During the discussion there were interventions of comrades from Baloochistan, Kashmir, Puhktoonhua (former NWFP) and Sind. Congress gave a particularly warm welcome to comrade Amjad Shahsawar, the President of the JKSNF, the biggest youth organization in Kashmir, which is led by the Marxist tendency. He emphasized that the only solution for the Kashmir problem was a socialist revolution in Kashmir, India and Pakistan: “And the only force capable of bringing about such a revolution is in this hall!”

Comrade Fazal-e-Qadir, the leader of the railway workers from Peshawar, spoke against the Stalinist theory of two stages, which led to the defeat of the Revolution of 1968-9, and directly to the dictatorship of Zia-al-Huq. The workers have been paying the price ever since.

Replying to the discussion, Lal Khan, the leader of the Pakistan section of the IMT, said that not only the economy of Pakistan was in crisis but the very ideological basis upon which Partition was based. All the artificial divisions that cut across whole nations are reactionary, including the Durand Line, which is rejected by the Pukhtoon people. The way forward was shown by the Russian Revolution that united the oppressed peoples of different nationalities on the programme of the socialist revolution.

“What has Pakistan given the people since Partition? Only 15-20% of the people are working in the official ‘white’ economy. The official wage is not enough to live on – it is barely enough to exist. Now conditions are even worse with loadshedding, gas shedding and all the rest. The conditions of life are intolerable. Yet the PPP leaders talk of national reconciliation!

“More than half the industrial investment in Pakistan is in the hands of the generals. The country is being de-industrialised. At the same time the country is being controlled by US imperialism. The disastrous policy of so-called defence in depth has sucked us into the war in Afghanistan. It has led to an explosion of the drug trade and terrorism, a flourishing of the black economy and the disintegration of the state and society.

“The kind of democracy we are fighting for is not the fake bourgeois democracy but a real soviet democracy, based on the rule of the working class. The only way to force the PPP to change course is to subject Zardari and his policies to a merciless criticism and lead the struggle of the masses against privatization and in defence of jobs and living standards.

“We reject the Stalinist theory of two stages: ‘first fight for democracy, then socialism’. In fact, the Pakistani Stalinists no longer have the two stage theory but only a ONE stage theory –having forgotten all about socialism! (laughter)

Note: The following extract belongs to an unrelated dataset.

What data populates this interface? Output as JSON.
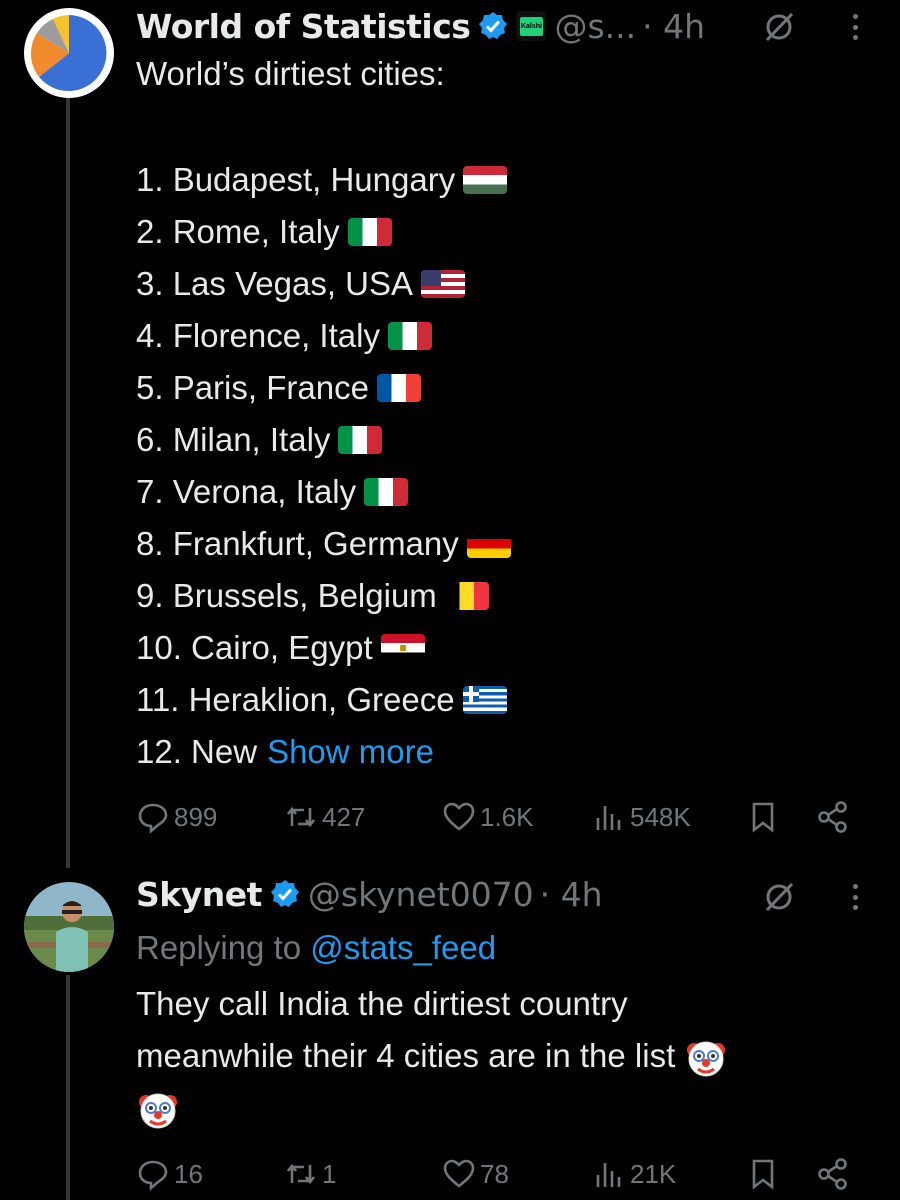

“Pakistan is depicted as a religious Islamic society, but in fact most Pakistanis hate the fundamentalists. We are fighting against the fundamentalists and the imperialists. Comrade Ali Wazir is here in this hall, but 25 other comrades from the [tribal areas] of Waziristan could not get there because the army blocked the bridge and stopped them [they arrived on the following day].”

Lal Khan summing up the discussion on Pakistan.Lal Khan summing up the discussion on Pakistan. In closing, comrade Lal Khan poured scorn on the attempts of the enemies of the Marxist movement to belittle the achievements of The Struggle and spread lies about this congress. Pointing to the massive attendance, which filled every seat in this vast hall, with people standing and sitting in the aisles, Lal Khan threw out a challenge to the renegades and enemies of Marxism:

“I say to these people: come and see for yourself! [laughter and applause] Come here and take a good look! Count the people present! Count every one! And then tell us that this is not a real workers’ congress! Come here and ask people what they think, and they will answer with one voice: the voice of revolutionary Marxism!”

These last remarks of Lal Khan were greeted by a standing ovation and the chanting of revolutionary slogans. The delegates then broke into three groups for commissions on trade union work, youth and women.

[A report on the second day of the congress will be published tomorrow...]

Photo gallery (of both days)